# [About this task]
Please set down the data again exactly, minus the pictures.

*** Material provided Section Begins ***

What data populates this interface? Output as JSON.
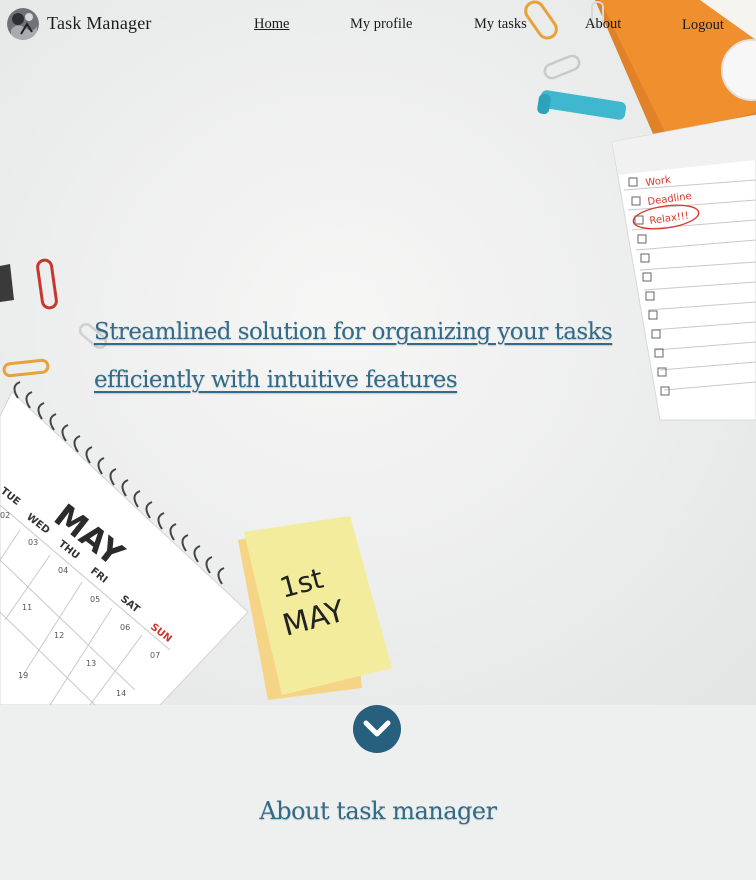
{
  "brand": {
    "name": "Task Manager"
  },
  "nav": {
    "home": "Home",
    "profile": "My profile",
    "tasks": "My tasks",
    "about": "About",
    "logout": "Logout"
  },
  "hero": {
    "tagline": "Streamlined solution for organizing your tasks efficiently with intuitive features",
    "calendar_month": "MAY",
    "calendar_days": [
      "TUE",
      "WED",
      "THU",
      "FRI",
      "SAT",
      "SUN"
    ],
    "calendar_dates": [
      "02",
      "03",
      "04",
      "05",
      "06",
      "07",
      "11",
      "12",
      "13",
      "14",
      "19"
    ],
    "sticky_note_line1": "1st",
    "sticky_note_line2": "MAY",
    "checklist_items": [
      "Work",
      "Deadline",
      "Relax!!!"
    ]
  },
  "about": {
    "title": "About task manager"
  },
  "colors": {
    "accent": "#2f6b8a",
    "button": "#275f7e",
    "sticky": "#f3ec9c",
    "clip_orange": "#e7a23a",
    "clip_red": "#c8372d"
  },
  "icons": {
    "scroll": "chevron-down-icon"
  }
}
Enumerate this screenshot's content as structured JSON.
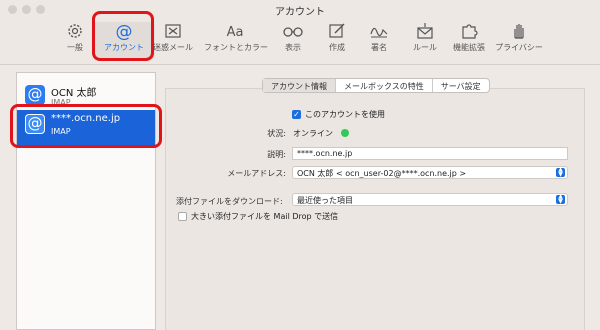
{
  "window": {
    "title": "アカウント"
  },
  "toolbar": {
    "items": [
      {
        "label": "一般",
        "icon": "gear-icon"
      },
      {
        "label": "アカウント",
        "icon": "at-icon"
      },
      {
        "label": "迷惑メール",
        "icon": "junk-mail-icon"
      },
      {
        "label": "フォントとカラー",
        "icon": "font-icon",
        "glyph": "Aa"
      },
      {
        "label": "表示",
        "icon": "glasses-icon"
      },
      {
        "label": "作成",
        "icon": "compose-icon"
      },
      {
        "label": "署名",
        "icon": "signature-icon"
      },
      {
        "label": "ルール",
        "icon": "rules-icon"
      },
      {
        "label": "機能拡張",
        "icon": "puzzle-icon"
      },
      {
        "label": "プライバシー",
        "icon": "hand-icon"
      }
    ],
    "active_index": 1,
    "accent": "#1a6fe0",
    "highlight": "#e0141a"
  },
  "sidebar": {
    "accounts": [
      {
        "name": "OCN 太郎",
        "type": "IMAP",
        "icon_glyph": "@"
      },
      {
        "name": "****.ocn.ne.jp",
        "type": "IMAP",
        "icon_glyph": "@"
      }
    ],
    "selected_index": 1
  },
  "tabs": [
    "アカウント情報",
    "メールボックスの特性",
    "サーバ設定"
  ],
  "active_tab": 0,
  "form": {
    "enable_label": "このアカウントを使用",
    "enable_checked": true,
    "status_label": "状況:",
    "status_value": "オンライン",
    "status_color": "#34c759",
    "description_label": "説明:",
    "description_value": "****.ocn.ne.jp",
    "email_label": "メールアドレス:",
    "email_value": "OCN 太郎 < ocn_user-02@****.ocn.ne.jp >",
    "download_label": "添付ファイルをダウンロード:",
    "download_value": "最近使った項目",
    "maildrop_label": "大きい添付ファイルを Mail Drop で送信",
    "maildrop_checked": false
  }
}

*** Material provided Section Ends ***

# [Response area]
What data populates this interface? Output as JSON.
{
  "brand": {
    "name": "Task Manager"
  },
  "nav": {
    "home": "Home",
    "profile": "My profile",
    "tasks": "My tasks",
    "about": "About",
    "logout": "Logout"
  },
  "hero": {
    "tagline": "Streamlined solution for organizing your tasks efficiently with intuitive features",
    "calendar_month": "MAY",
    "calendar_days": [
      "TUE",
      "WED",
      "THU",
      "FRI",
      "SAT",
      "SUN"
    ],
    "calendar_dates": [
      "02",
      "03",
      "04",
      "05",
      "06",
      "07",
      "11",
      "12",
      "13",
      "14",
      "19"
    ],
    "sticky_note_line1": "1st",
    "sticky_note_line2": "MAY",
    "checklist_items": [
      "Work",
      "Deadline",
      "Relax!!!"
    ]
  },
  "about": {
    "title": "About task manager"
  },
  "colors": {
    "accent": "#2f6b8a",
    "button": "#275f7e",
    "sticky": "#f3ec9c",
    "clip_orange": "#e7a23a",
    "clip_red": "#c8372d"
  },
  "icons": {
    "scroll": "chevron-down-icon"
  }
}
Enumerate this screenshot's content as structured JSON.
{
  "window": {
    "title": "アカウント"
  },
  "toolbar": {
    "items": [
      {
        "label": "一般",
        "icon": "gear-icon"
      },
      {
        "label": "アカウント",
        "icon": "at-icon"
      },
      {
        "label": "迷惑メール",
        "icon": "junk-mail-icon"
      },
      {
        "label": "フォントとカラー",
        "icon": "font-icon",
        "glyph": "Aa"
      },
      {
        "label": "表示",
        "icon": "glasses-icon"
      },
      {
        "label": "作成",
        "icon": "compose-icon"
      },
      {
        "label": "署名",
        "icon": "signature-icon"
      },
      {
        "label": "ルール",
        "icon": "rules-icon"
      },
      {
        "label": "機能拡張",
        "icon": "puzzle-icon"
      },
      {
        "label": "プライバシー",
        "icon": "hand-icon"
      }
    ],
    "active_index": 1,
    "accent": "#1a6fe0",
    "highlight": "#e0141a"
  },
  "sidebar": {
    "accounts": [
      {
        "name": "OCN 太郎",
        "type": "IMAP",
        "icon_glyph": "@"
      },
      {
        "name": "****.ocn.ne.jp",
        "type": "IMAP",
        "icon_glyph": "@"
      }
    ],
    "selected_index": 1
  },
  "tabs": [
    "アカウント情報",
    "メールボックスの特性",
    "サーバ設定"
  ],
  "active_tab": 0,
  "form": {
    "enable_label": "このアカウントを使用",
    "enable_checked": true,
    "status_label": "状況:",
    "status_value": "オンライン",
    "status_color": "#34c759",
    "description_label": "説明:",
    "description_value": "****.ocn.ne.jp",
    "email_label": "メールアドレス:",
    "email_value": "OCN 太郎 < ocn_user-02@****.ocn.ne.jp >",
    "download_label": "添付ファイルをダウンロード:",
    "download_value": "最近使った項目",
    "maildrop_label": "大きい添付ファイルを Mail Drop で送信",
    "maildrop_checked": false
  }
}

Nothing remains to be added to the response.